[Items from an interface collection]
[Start of section]

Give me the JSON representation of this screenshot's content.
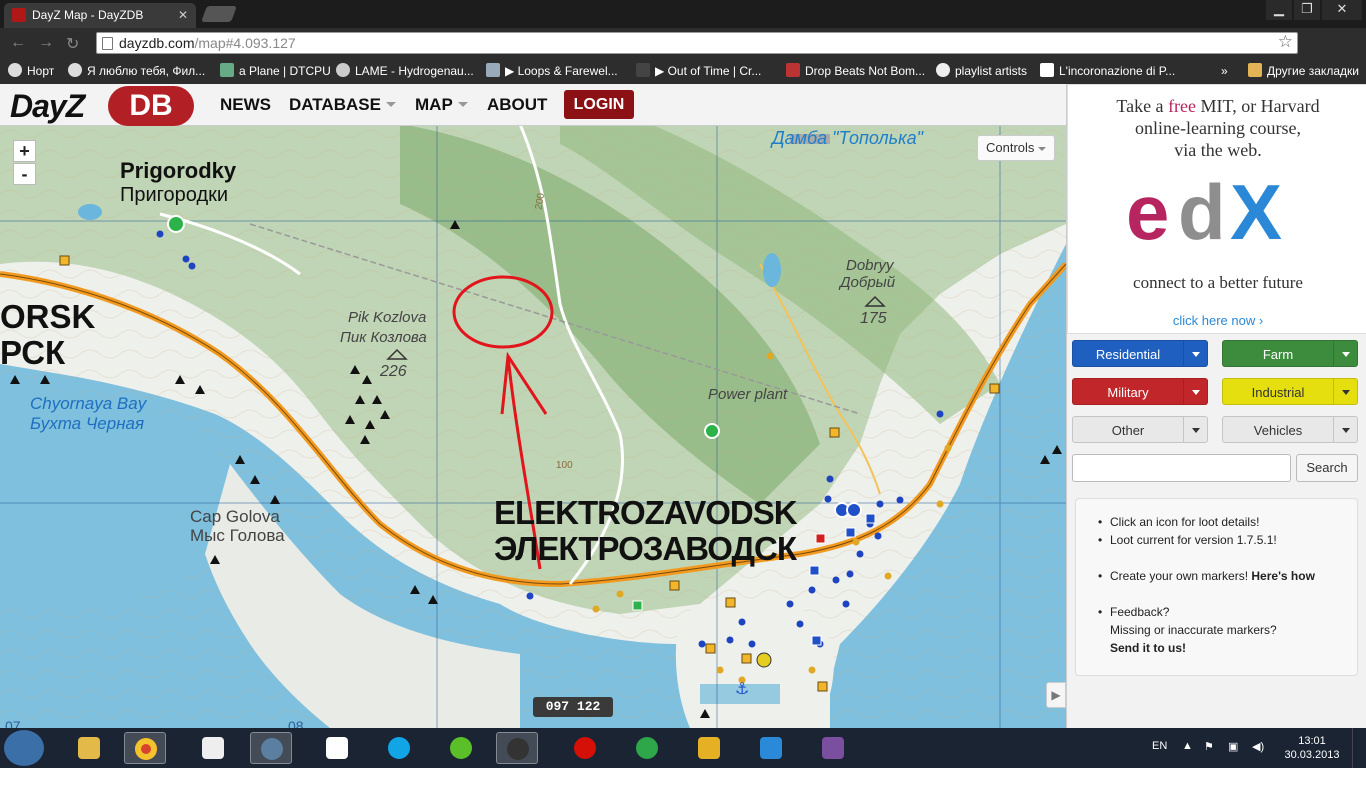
{
  "browser": {
    "tab_title": "DayZ Map - DayZDB",
    "url_host": "dayzdb.com",
    "url_path": "/map#4.093.127",
    "bookmarks": [
      {
        "label": "Норт"
      },
      {
        "label": "Я люблю тебя, Фил..."
      },
      {
        "label": "a Plane | DTCPU"
      },
      {
        "label": "LAME - Hydrogenau..."
      },
      {
        "label": "▶ Loops & Farewel..."
      },
      {
        "label": "▶ Out of Time | Cr..."
      },
      {
        "label": "Drop Beats Not Bom..."
      },
      {
        "label": "playlist artists"
      },
      {
        "label": "L'incoronazione di P..."
      }
    ],
    "overflow": "»",
    "other_bookmarks": "Другие закладки"
  },
  "site": {
    "logo_left": "DayZ",
    "logo_right": "DB",
    "nav": {
      "news": "NEWS",
      "database": "DATABASE",
      "map": "MAP",
      "about": "ABOUT",
      "login": "LOGIN"
    }
  },
  "map": {
    "zoom_in": "+",
    "zoom_out": "-",
    "controls": "Controls",
    "coordinates": "097 122",
    "labels": {
      "prigorodky_en": "Prigorodky",
      "prigorodky_ru": "Пригородки",
      "dam": "Дамба \"Тополька\"",
      "orsk_en": "ORSK",
      "orsk_ru": "РСК",
      "pik_en": "Pik Kozlova",
      "pik_ru": "Пик Козлова",
      "pik_height": "226",
      "dobryy_en": "Dobryy",
      "dobryy_ru": "Добрый",
      "dobryy_height": "175",
      "power_plant": "Power plant",
      "bay_en": "Chyornaya Bay",
      "bay_ru": "Бухта Черная",
      "cap_en": "Cap Golova",
      "cap_ru": "Мыс Голова",
      "elektro_en": "ELEKTROZAVODSK",
      "elektro_ru": "ЭЛЕКТРОЗАВОДСК",
      "contour_200": "200",
      "contour_100": "100",
      "grid_left": "07",
      "grid_mid": "08"
    },
    "annotation_color": "#e2141c"
  },
  "sidebar": {
    "ad": {
      "line1_pre": "Take a ",
      "line1_free": "free",
      "line1_post": " MIT, or Harvard",
      "line2": "online-learning course,",
      "line3": "via the web.",
      "brand": "edX",
      "tagline": "connect to a better future",
      "cta": "click here now ›"
    },
    "filters": [
      {
        "label": "Residential",
        "color": "#1f5fbf",
        "text": "#ffffff"
      },
      {
        "label": "Farm",
        "color": "#3d8b3d",
        "text": "#ffffff"
      },
      {
        "label": "Military",
        "color": "#c0262a",
        "text": "#ffffff"
      },
      {
        "label": "Industrial",
        "color": "#e6df10",
        "text": "#333333"
      },
      {
        "label": "Other",
        "color": "#e8e8e8",
        "text": "#333333"
      },
      {
        "label": "Vehicles",
        "color": "#e8e8e8",
        "text": "#333333"
      }
    ],
    "search_placeholder": "",
    "search_button": "Search",
    "info": {
      "l1": "Click an icon for loot details!",
      "l2": "Loot current for version 1.7.5.1!",
      "l3_pre": "Create your own markers! ",
      "l3_link": "Here's how",
      "l4": "Feedback?",
      "l5": "Missing or inaccurate markers?",
      "l6": "Send it to us!"
    }
  },
  "taskbar": {
    "lang": "EN",
    "time": "13:01",
    "date": "30.03.2013"
  }
}
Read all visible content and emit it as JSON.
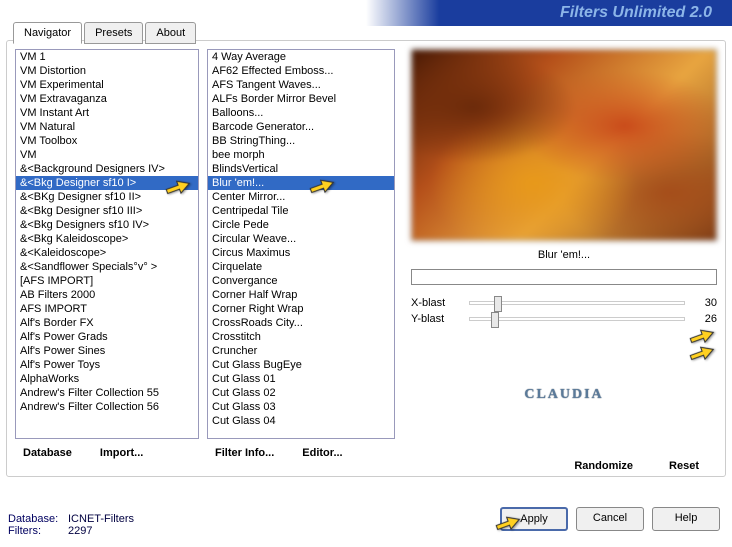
{
  "title": "Filters Unlimited 2.0",
  "tabs": [
    "Navigator",
    "Presets",
    "About"
  ],
  "activeTab": 0,
  "categories": [
    "VM 1",
    "VM Distortion",
    "VM Experimental",
    "VM Extravaganza",
    "VM Instant Art",
    "VM Natural",
    "VM Toolbox",
    "VM",
    "&<Background Designers IV>",
    "&<Bkg Designer sf10 I>",
    "&<BKg Designer sf10 II>",
    "&<Bkg Designer sf10 III>",
    "&<Bkg Designers sf10 IV>",
    "&<Bkg Kaleidoscope>",
    "&<Kaleidoscope>",
    "&<Sandflower Specials°v° >",
    "[AFS IMPORT]",
    "AB Filters 2000",
    "AFS IMPORT",
    "Alf's Border FX",
    "Alf's Power Grads",
    "Alf's Power Sines",
    "Alf's Power Toys",
    "AlphaWorks",
    "Andrew's Filter Collection 55",
    "Andrew's Filter Collection 56"
  ],
  "selectedCategory": 9,
  "filters": [
    "4 Way Average",
    "AF62 Effected Emboss...",
    "AFS Tangent Waves...",
    "ALFs Border Mirror Bevel",
    "Balloons...",
    "Barcode Generator...",
    "BB StringThing...",
    "bee morph",
    "BlindsVertical",
    "Blur 'em!...",
    "Center Mirror...",
    "Centripedal Tile",
    "Circle Pede",
    "Circular Weave...",
    "Circus Maximus",
    "Cirquelate",
    "Convergance",
    "Corner Half Wrap",
    "Corner Right Wrap",
    "CrossRoads City...",
    "Crosstitch",
    "Cruncher",
    "Cut Glass  BugEye",
    "Cut Glass 01",
    "Cut Glass 02",
    "Cut Glass 03",
    "Cut Glass 04"
  ],
  "selectedFilter": 9,
  "currentFilterName": "Blur 'em!...",
  "sliders": [
    {
      "label": "X-blast",
      "value": 30,
      "pct": 11
    },
    {
      "label": "Y-blast",
      "value": 26,
      "pct": 10
    }
  ],
  "buttons": {
    "database": "Database",
    "import": "Import...",
    "filterInfo": "Filter Info...",
    "editor": "Editor...",
    "randomize": "Randomize",
    "reset": "Reset",
    "apply": "Apply",
    "cancel": "Cancel",
    "help": "Help"
  },
  "info": {
    "dbLabel": "Database:",
    "dbValue": "ICNET-Filters",
    "filtersLabel": "Filters:",
    "filtersValue": "2297"
  },
  "logo": "CLAUDIA"
}
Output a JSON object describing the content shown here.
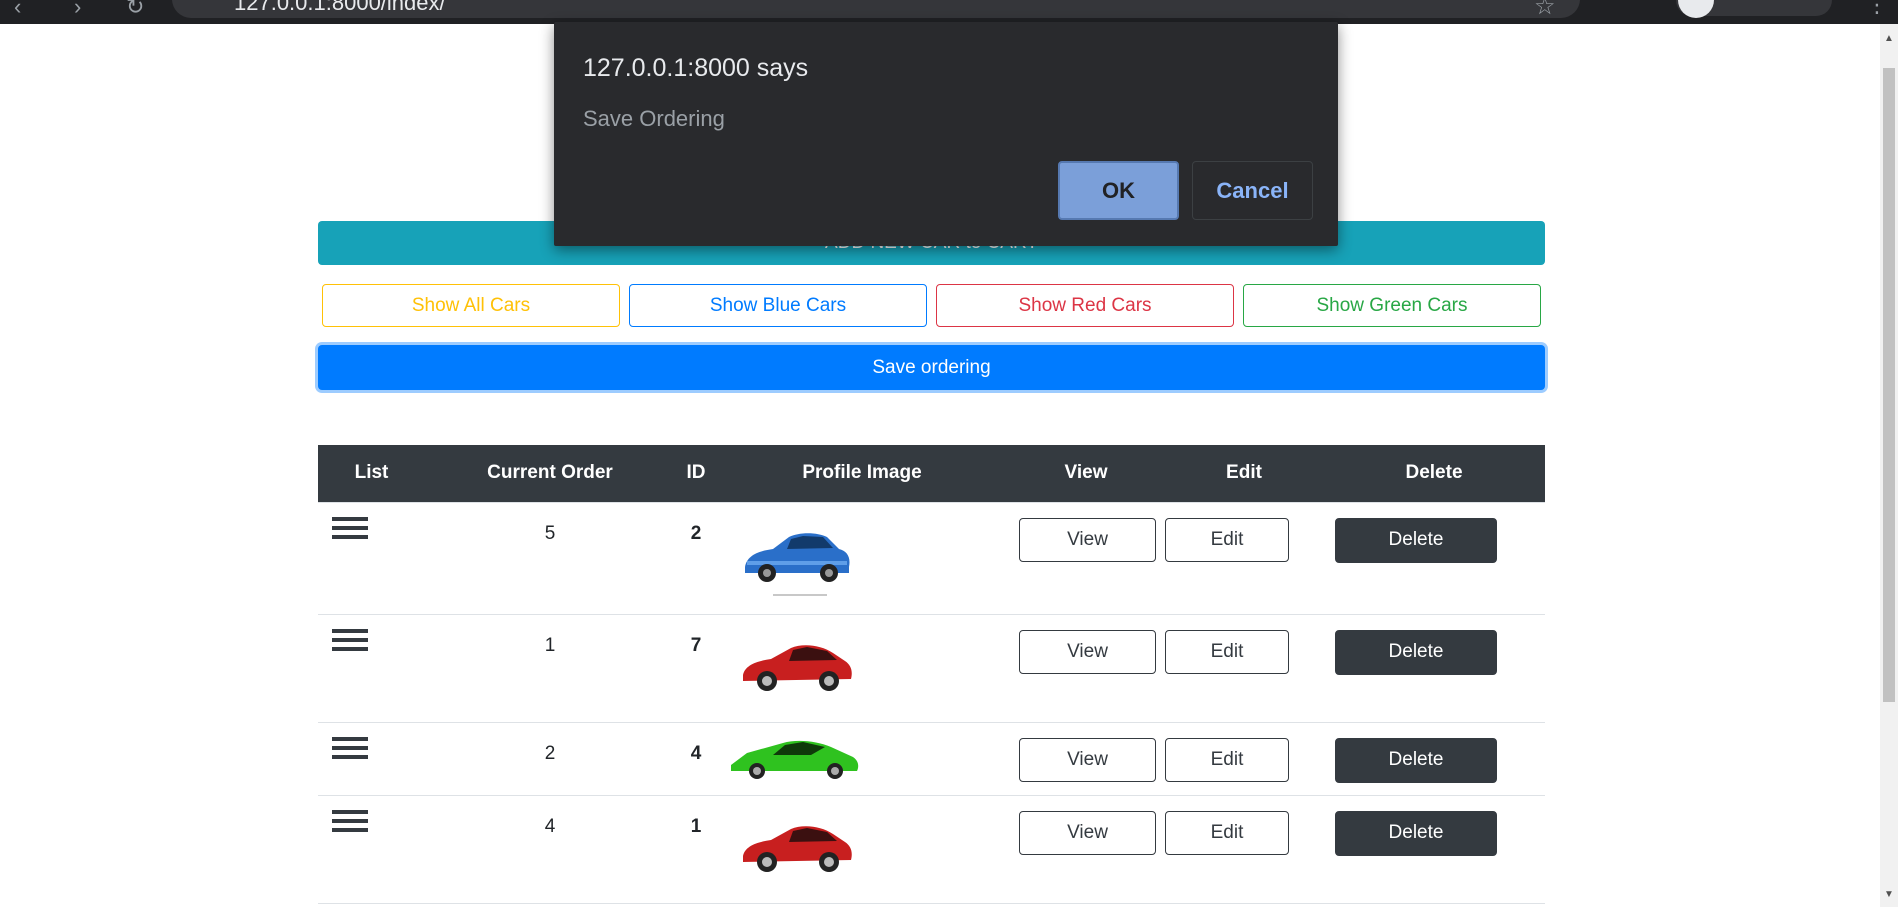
{
  "browser": {
    "url": "127.0.0.1:8000/index/"
  },
  "dialog": {
    "title": "127.0.0.1:8000 says",
    "message": "Save Ordering",
    "ok_label": "OK",
    "cancel_label": "Cancel"
  },
  "page": {
    "add_button_label": "ADD NEW CAR to CART",
    "filters": {
      "all": "Show All Cars",
      "blue": "Show Blue Cars",
      "red": "Show Red Cars",
      "green": "Show Green Cars"
    },
    "save_button_label": "Save ordering"
  },
  "table": {
    "headers": {
      "list": "List",
      "current_order": "Current Order",
      "id": "ID",
      "profile_image": "Profile Image",
      "view": "View",
      "edit": "Edit",
      "delete": "Delete"
    },
    "rows": [
      {
        "current_order": "5",
        "id": "2",
        "car_color": "blue",
        "view": "View",
        "edit": "Edit",
        "delete": "Delete"
      },
      {
        "current_order": "1",
        "id": "7",
        "car_color": "red",
        "view": "View",
        "edit": "Edit",
        "delete": "Delete"
      },
      {
        "current_order": "2",
        "id": "4",
        "car_color": "green",
        "view": "View",
        "edit": "Edit",
        "delete": "Delete"
      },
      {
        "current_order": "4",
        "id": "1",
        "car_color": "red",
        "view": "View",
        "edit": "Edit",
        "delete": "Delete"
      }
    ]
  },
  "colors": {
    "info": "#17a2b8",
    "primary": "#007bff",
    "warning": "#ffc107",
    "danger": "#dc3545",
    "success": "#28a745",
    "dark": "#343a40"
  }
}
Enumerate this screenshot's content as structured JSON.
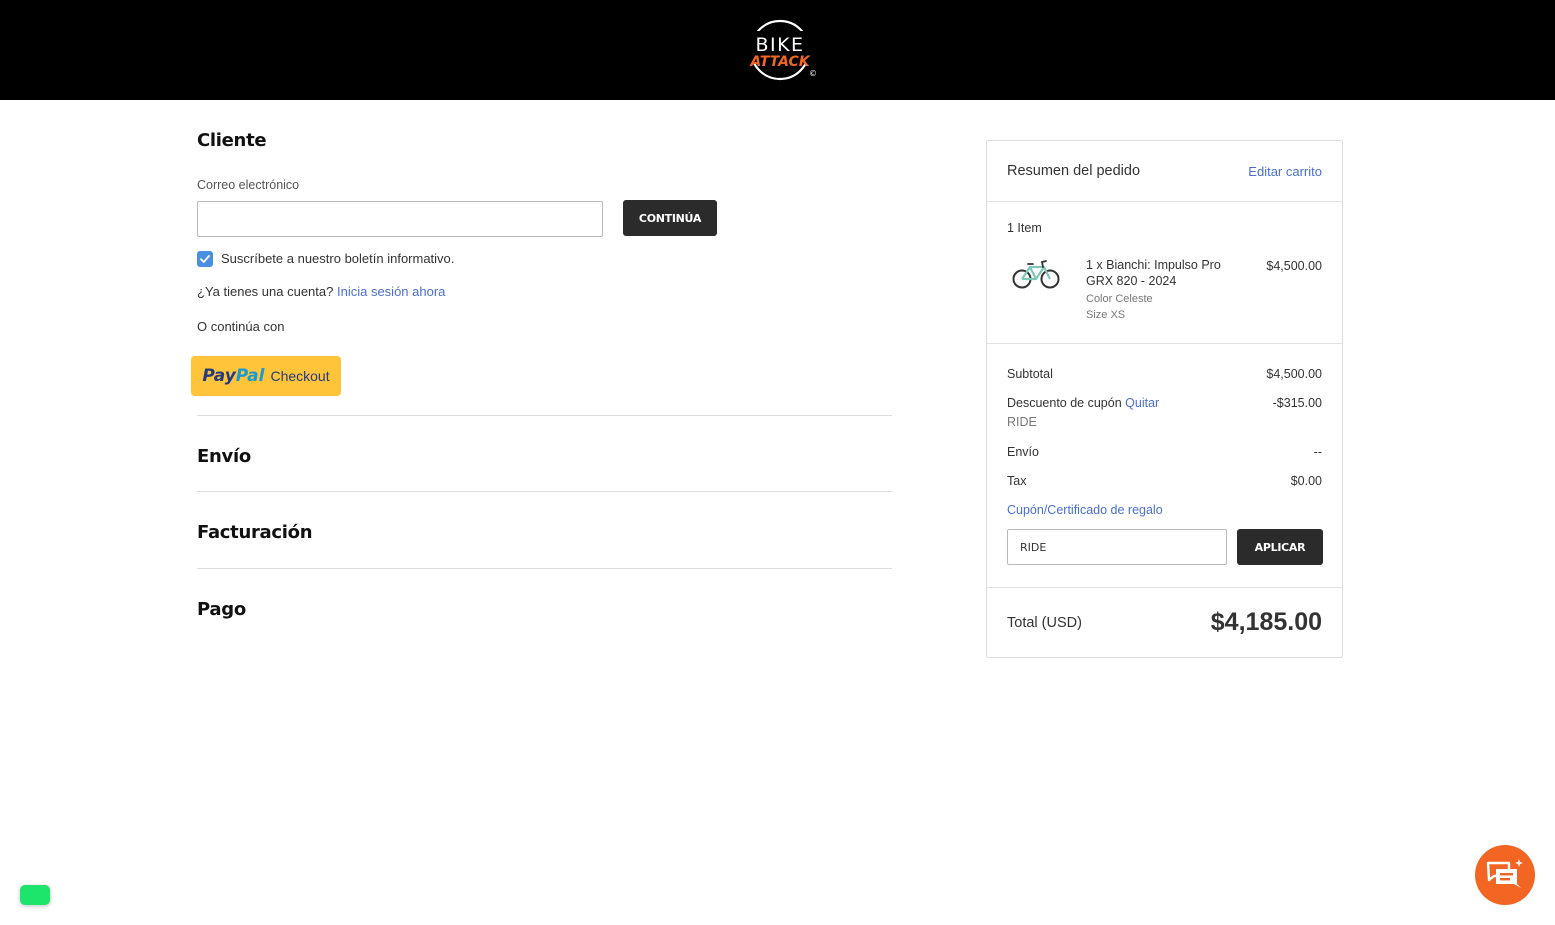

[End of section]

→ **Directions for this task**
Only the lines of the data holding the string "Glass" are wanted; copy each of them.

→ **Written solution**
    "Cut Glass  BugEye",
    "Cut Glass 01",
    "Cut Glass 02",
    "Cut Glass 03",
    "Cut Glass 04"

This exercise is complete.